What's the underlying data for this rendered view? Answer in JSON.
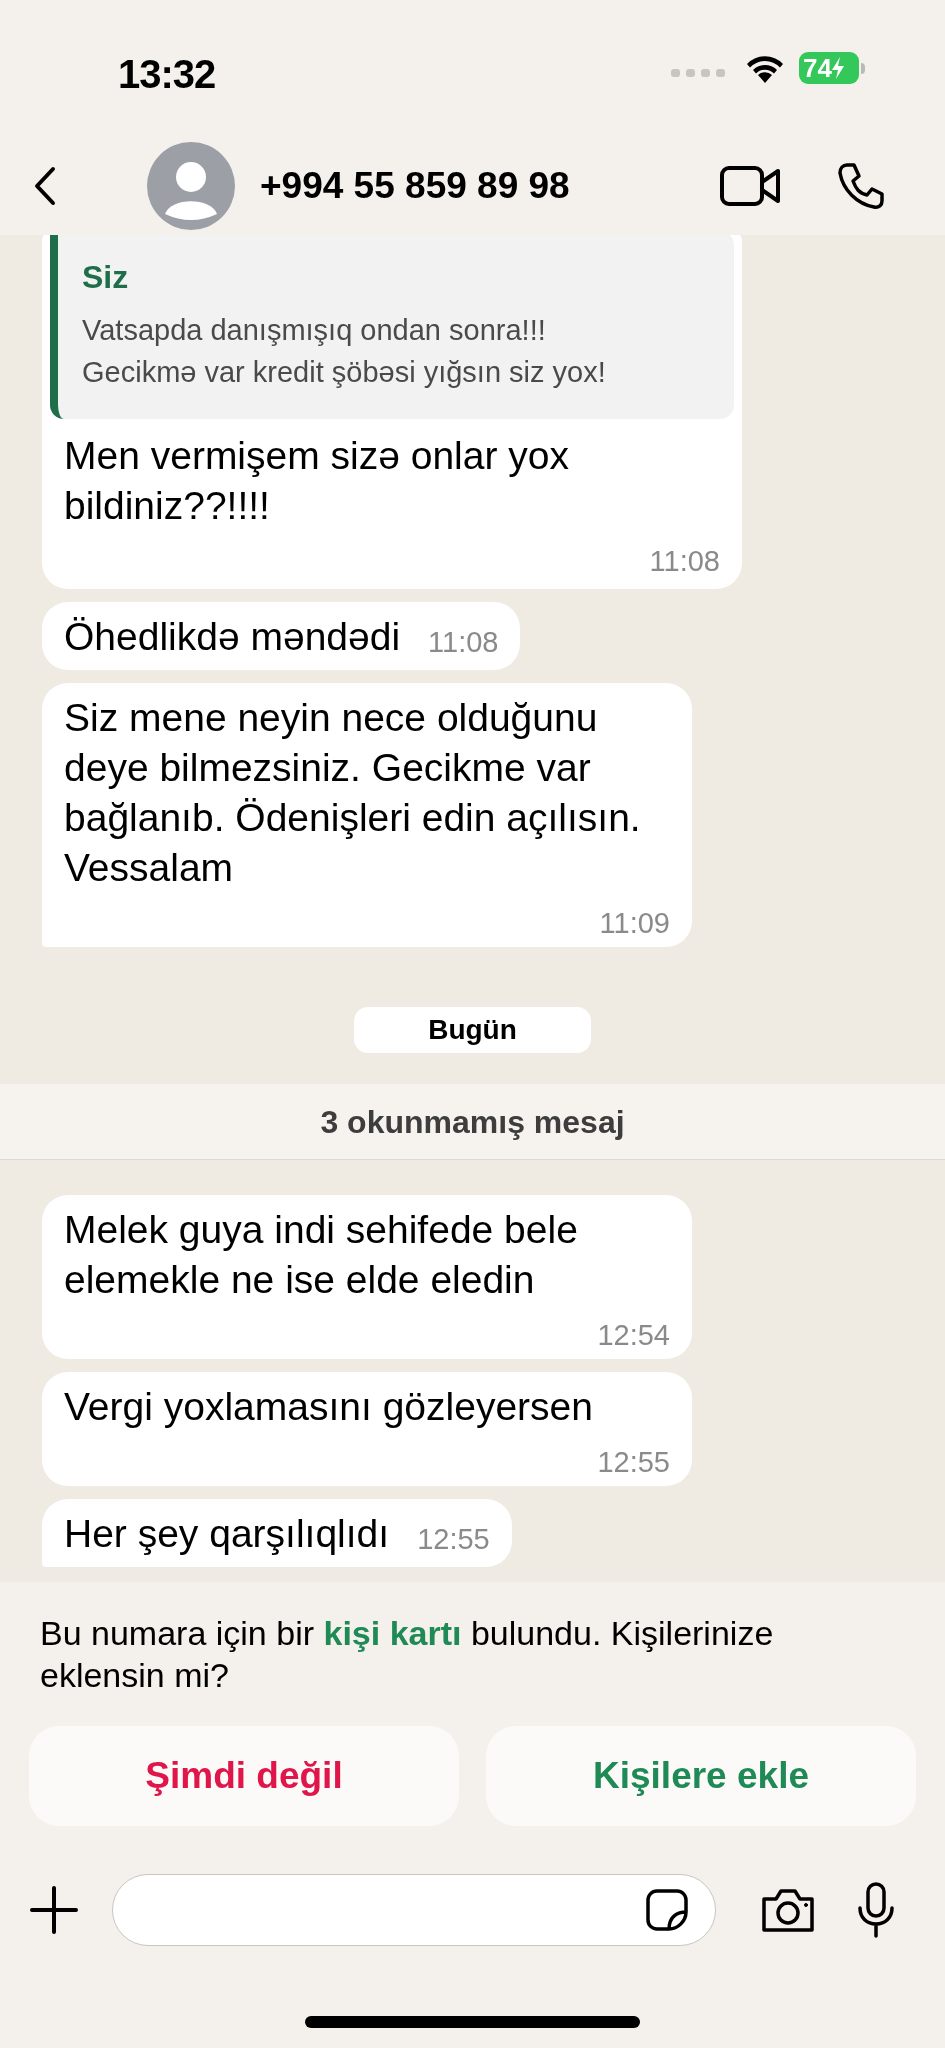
{
  "status_bar": {
    "time": "13:32",
    "battery": "74"
  },
  "header": {
    "contact": "+994 55 859 89 98"
  },
  "chat": [
    {
      "kind": "message",
      "quote": {
        "author": "Siz",
        "lines": [
          "Vatsapda danışmışıq ondan sonra!!!",
          "Gecikmə var kredit şöbəsi yığsın siz yox!"
        ]
      },
      "text": "Men vermişem sizə onlar yox bildiniz??!!!!",
      "time": "11:08",
      "tail": false
    },
    {
      "kind": "message",
      "text": "Öhedlikdə məndədi",
      "time": "11:08",
      "tail": false
    },
    {
      "kind": "message",
      "text": "Siz mene neyin nece olduğunu deye bilmezsiniz. Gecikme var bağlanıb. Ödenişleri edin açılısın. Vessalam",
      "time": "11:09",
      "tail": true
    },
    {
      "kind": "date",
      "text": "Bugün"
    },
    {
      "kind": "unread",
      "text": "3 okunmamış mesaj"
    },
    {
      "kind": "message",
      "text": "Melek guya indi sehifede bele elemekle ne ise elde eledin",
      "time": "12:54",
      "tail": false
    },
    {
      "kind": "message",
      "text": "Vergi yoxlamasını gözleyersen",
      "time": "12:55",
      "tail": false
    },
    {
      "kind": "message",
      "text": "Her şey qarşılıqlıdı",
      "time": "12:55",
      "tail": true
    }
  ],
  "contact_prompt": {
    "before": "Bu numara için bir",
    "link": "kişi kartı",
    "after": "bulundu. Kişilerinize eklensin mi?"
  },
  "prompt_buttons": [
    {
      "label": "Şimdi değil",
      "kind": "dismiss"
    },
    {
      "label": "Kişilere ekle",
      "kind": "add"
    }
  ]
}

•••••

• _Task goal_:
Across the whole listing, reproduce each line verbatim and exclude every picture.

• _Output for this exercise_:
What's the underlying data for this rendered view? Answer in JSON.
{
  "status_bar": {
    "time": "13:32",
    "battery": "74"
  },
  "header": {
    "contact": "+994 55 859 89 98"
  },
  "chat": [
    {
      "kind": "message",
      "quote": {
        "author": "Siz",
        "lines": [
          "Vatsapda danışmışıq ondan sonra!!!",
          "Gecikmə var kredit şöbəsi yığsın siz yox!"
        ]
      },
      "text": "Men vermişem sizə onlar yox bildiniz??!!!!",
      "time": "11:08",
      "tail": false
    },
    {
      "kind": "message",
      "text": "Öhedlikdə məndədi",
      "time": "11:08",
      "tail": false
    },
    {
      "kind": "message",
      "text": "Siz mene neyin nece olduğunu deye bilmezsiniz. Gecikme var bağlanıb. Ödenişleri edin açılısın. Vessalam",
      "time": "11:09",
      "tail": true
    },
    {
      "kind": "date",
      "text": "Bugün"
    },
    {
      "kind": "unread",
      "text": "3 okunmamış mesaj"
    },
    {
      "kind": "message",
      "text": "Melek guya indi sehifede bele elemekle ne ise elde eledin",
      "time": "12:54",
      "tail": false
    },
    {
      "kind": "message",
      "text": "Vergi yoxlamasını gözleyersen",
      "time": "12:55",
      "tail": false
    },
    {
      "kind": "message",
      "text": "Her şey qarşılıqlıdı",
      "time": "12:55",
      "tail": true
    }
  ],
  "contact_prompt": {
    "before": "Bu numara için bir",
    "link": "kişi kartı",
    "after": "bulundu. Kişilerinize eklensin mi?"
  },
  "prompt_buttons": [
    {
      "label": "Şimdi değil",
      "kind": "dismiss"
    },
    {
      "label": "Kişilere ekle",
      "kind": "add"
    }
  ]
}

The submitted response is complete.